Start of The records
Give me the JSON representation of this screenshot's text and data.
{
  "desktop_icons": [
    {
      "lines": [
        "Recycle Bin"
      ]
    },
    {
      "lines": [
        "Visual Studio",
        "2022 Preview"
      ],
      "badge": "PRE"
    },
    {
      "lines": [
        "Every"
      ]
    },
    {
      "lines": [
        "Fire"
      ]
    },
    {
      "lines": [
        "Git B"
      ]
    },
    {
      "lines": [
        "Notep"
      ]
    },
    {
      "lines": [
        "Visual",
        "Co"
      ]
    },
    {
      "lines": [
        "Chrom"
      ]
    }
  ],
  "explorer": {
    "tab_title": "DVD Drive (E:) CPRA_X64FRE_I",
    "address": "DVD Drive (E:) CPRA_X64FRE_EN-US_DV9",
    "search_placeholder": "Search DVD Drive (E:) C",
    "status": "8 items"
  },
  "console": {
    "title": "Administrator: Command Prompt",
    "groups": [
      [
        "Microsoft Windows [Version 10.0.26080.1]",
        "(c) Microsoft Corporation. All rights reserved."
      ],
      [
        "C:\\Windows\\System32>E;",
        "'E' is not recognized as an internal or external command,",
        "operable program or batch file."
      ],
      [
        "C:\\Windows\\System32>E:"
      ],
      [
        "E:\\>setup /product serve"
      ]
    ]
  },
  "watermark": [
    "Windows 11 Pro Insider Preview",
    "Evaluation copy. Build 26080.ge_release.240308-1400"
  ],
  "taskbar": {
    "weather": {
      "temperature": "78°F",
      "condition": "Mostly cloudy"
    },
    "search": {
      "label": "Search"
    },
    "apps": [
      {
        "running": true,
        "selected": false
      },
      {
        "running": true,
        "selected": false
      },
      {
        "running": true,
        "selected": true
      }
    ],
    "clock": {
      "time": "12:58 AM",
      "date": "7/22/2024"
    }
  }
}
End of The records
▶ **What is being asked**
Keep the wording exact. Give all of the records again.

▶ **Reply to the exercise**
Give me the JSON representation of this screenshot's text and data.
{
  "desktop_icons": [
    {
      "lines": [
        "Recycle Bin"
      ]
    },
    {
      "lines": [
        "Visual Studio",
        "2022 Preview"
      ],
      "badge": "PRE"
    },
    {
      "lines": [
        "Every"
      ]
    },
    {
      "lines": [
        "Fire"
      ]
    },
    {
      "lines": [
        "Git B"
      ]
    },
    {
      "lines": [
        "Notep"
      ]
    },
    {
      "lines": [
        "Visual",
        "Co"
      ]
    },
    {
      "lines": [
        "Chrom"
      ]
    }
  ],
  "explorer": {
    "tab_title": "DVD Drive (E:) CPRA_X64FRE_I",
    "address": "DVD Drive (E:) CPRA_X64FRE_EN-US_DV9",
    "search_placeholder": "Search DVD Drive (E:) C",
    "status": "8 items"
  },
  "console": {
    "title": "Administrator: Command Prompt",
    "groups": [
      [
        "Microsoft Windows [Version 10.0.26080.1]",
        "(c) Microsoft Corporation. All rights reserved."
      ],
      [
        "C:\\Windows\\System32>E;",
        "'E' is not recognized as an internal or external command,",
        "operable program or batch file."
      ],
      [
        "C:\\Windows\\System32>E:"
      ],
      [
        "E:\\>setup /product serve"
      ]
    ]
  },
  "watermark": [
    "Windows 11 Pro Insider Preview",
    "Evaluation copy. Build 26080.ge_release.240308-1400"
  ],
  "taskbar": {
    "weather": {
      "temperature": "78°F",
      "condition": "Mostly cloudy"
    },
    "search": {
      "label": "Search"
    },
    "apps": [
      {
        "running": true,
        "selected": false
      },
      {
        "running": true,
        "selected": false
      },
      {
        "running": true,
        "selected": true
      }
    ],
    "clock": {
      "time": "12:58 AM",
      "date": "7/22/2024"
    }
  }
}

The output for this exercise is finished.